A north firm’s plans for a new harbour authority have sparked a major bust-up over access to the Cromarty Firth.
Inverness-based Global Energy Group could end up controlling a large section of the main access route into it, Cromarty Firth Port Authority (CFPA) warned yesterday.
CFPA chief executive Bob Buskie said the move was a threat to jobs, healthy competition and cruise business bringing more than 70,000 visitors into the Highlands every year.
He told the Press and Journal he could see no reason other than economic gain for Global to want its own harbour authority, which would only cause “confusion and mayhem”.
CFPA was set up by Act of Parliament 40 years ago to make sure the area was able to take advantage of opportunities in the North Sea oil and industry.
It has “huge concerns” about Global’s plans because of their possible impact on the cost of access to its deep water port, as well as the potential ramifications for navigation, health, safety and environmental management.is currently in the third phase of a £25million expansion due to end next summer.
The whole scheme, which includes reclaiming eight acres of land from the sea and a new deepwater berth for its growing Inverness service base, has involved about 180 jobs in the construction phase and is expected to create nearly 800 full-time-equivalent roles on completion.
Mr Buskie said the expansion would deliver a big economic boost to Scotland but Global’s plans would cause considerable confusion over who was responsible for what.
“I just see no reason for it,” he said after CPFA pledged to fight the energy service company’s move to establish its own private harbour authority at the entrance to the Firth.
He added: “The North Sea still offers huge opportunities, including the development of an offshore renewables industry and it would be wrong for a large part of the access to the Firth – a strategically important national asset – to be in private hands.
“Several local people raised the issue of private ownership of the access to the Firth at our annual public meeting last night (Thursday).
“We confirmed that we have received a letter from the marine director employed by the Global Energy Group, Ken Gray, outlining the company’s plans to establish a private port.
“As the custodians of the Cromarty Firth for the public, we have huge concerns what these plans would mean for the cost of access to the Firth, for navigation and for the health and safety and natural environment in these waters.”
CFPA has recently attracted two new companies into the area, Semco Maritime Rig Projects and Rigmar, offering services to the offshore oil industry and creating hundreds of new jobs in the local and surrounding areas.
Mr Buskie said: “We cannot allow anything to threaten these jobs and the healthy competition the new companies have brought to the Firth.
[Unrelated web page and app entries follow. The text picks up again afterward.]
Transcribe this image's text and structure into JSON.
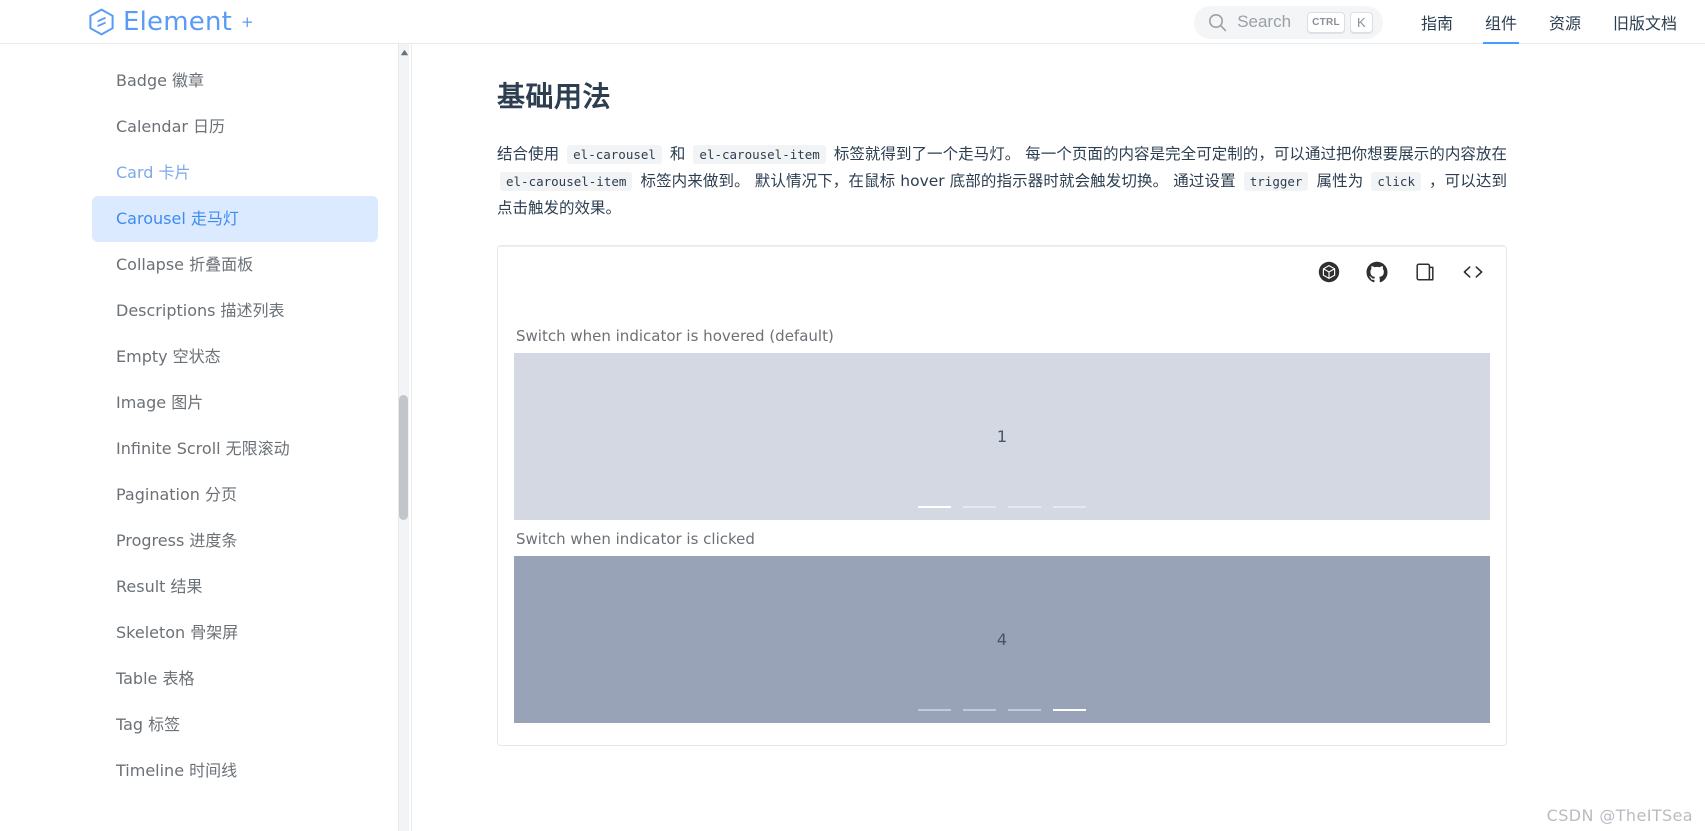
{
  "header": {
    "brand": {
      "name": "Element",
      "superscript": "+",
      "icon": "element-logo-icon",
      "color": "#5a9bf4"
    },
    "search": {
      "label": "Search",
      "icon": "search-icon",
      "keys": [
        "CTRL",
        "K"
      ]
    },
    "nav": [
      {
        "label": "指南",
        "active": false
      },
      {
        "label": "组件",
        "active": true
      },
      {
        "label": "资源",
        "active": false
      },
      {
        "label": "旧版文档",
        "active": false
      }
    ]
  },
  "sidebar": {
    "items": [
      {
        "label": "Badge 徽章",
        "state": "normal"
      },
      {
        "label": "Calendar 日历",
        "state": "normal"
      },
      {
        "label": "Card 卡片",
        "state": "visited"
      },
      {
        "label": "Carousel 走马灯",
        "state": "active"
      },
      {
        "label": "Collapse 折叠面板",
        "state": "normal"
      },
      {
        "label": "Descriptions 描述列表",
        "state": "normal"
      },
      {
        "label": "Empty 空状态",
        "state": "normal"
      },
      {
        "label": "Image 图片",
        "state": "normal"
      },
      {
        "label": "Infinite Scroll 无限滚动",
        "state": "normal"
      },
      {
        "label": "Pagination 分页",
        "state": "normal"
      },
      {
        "label": "Progress 进度条",
        "state": "normal"
      },
      {
        "label": "Result 结果",
        "state": "normal"
      },
      {
        "label": "Skeleton 骨架屏",
        "state": "normal"
      },
      {
        "label": "Table 表格",
        "state": "normal"
      },
      {
        "label": "Tag 标签",
        "state": "normal"
      },
      {
        "label": "Timeline 时间线",
        "state": "normal"
      }
    ],
    "active_color": "#3d8bf2",
    "active_background": "#dbeafe"
  },
  "main": {
    "title": "基础用法",
    "description": {
      "part1": "结合使用",
      "code1": "el-carousel",
      "part2": "和",
      "code2": "el-carousel-item",
      "part3": "标签就得到了一个走马灯。 每一个页面的内容是完全可定制的，可以通过把你想要展示的内容放在",
      "code3": "el-carousel-item",
      "part4": "标签内来做到。 默认情况下，在鼠标 hover 底部的指示器时就会触发切换。 通过设置",
      "code4": "trigger",
      "part5": "属性为",
      "code5": "click",
      "part6": "，可以达到点击触发的效果。"
    },
    "demo": {
      "toolbar": [
        {
          "icon": "codesandbox-icon",
          "label": "在 CodeSandbox 中打开"
        },
        {
          "icon": "github-icon",
          "label": "在 GitHub 中查看"
        },
        {
          "icon": "copy-icon",
          "label": "复制代码"
        },
        {
          "icon": "code-icon",
          "label": "查看源代码"
        }
      ],
      "carousels": [
        {
          "caption": "Switch when indicator is hovered (default)",
          "slide_label": "1",
          "background": "#d3d8e2",
          "indicator_count": 4,
          "active_index": 0,
          "trigger": "hover"
        },
        {
          "caption": "Switch when indicator is clicked",
          "slide_label": "4",
          "background": "#98a3b8",
          "indicator_count": 4,
          "active_index": 3,
          "trigger": "click"
        }
      ]
    }
  },
  "watermark": "CSDN @TheITSea"
}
They have already won multi-million pound contracts from abroad.
“A private port could also threaten the cruise business that brings more than 70,000 visitors into the Highlands every year through Invergordon, injecting millions of pounds into small businesses across a wide area.”
Global, which is owned by leading Highland businessman Roy MacGregor, with substantial backing from Japanese investors, needs Scottish Government support for its plans.
The firm – founded in 2005 and now employing more than 3,500 people globally – already has a big Cromarty Firth presence at bases at Nigg and Invergordon.
It failed to respond to P&J requests for comment.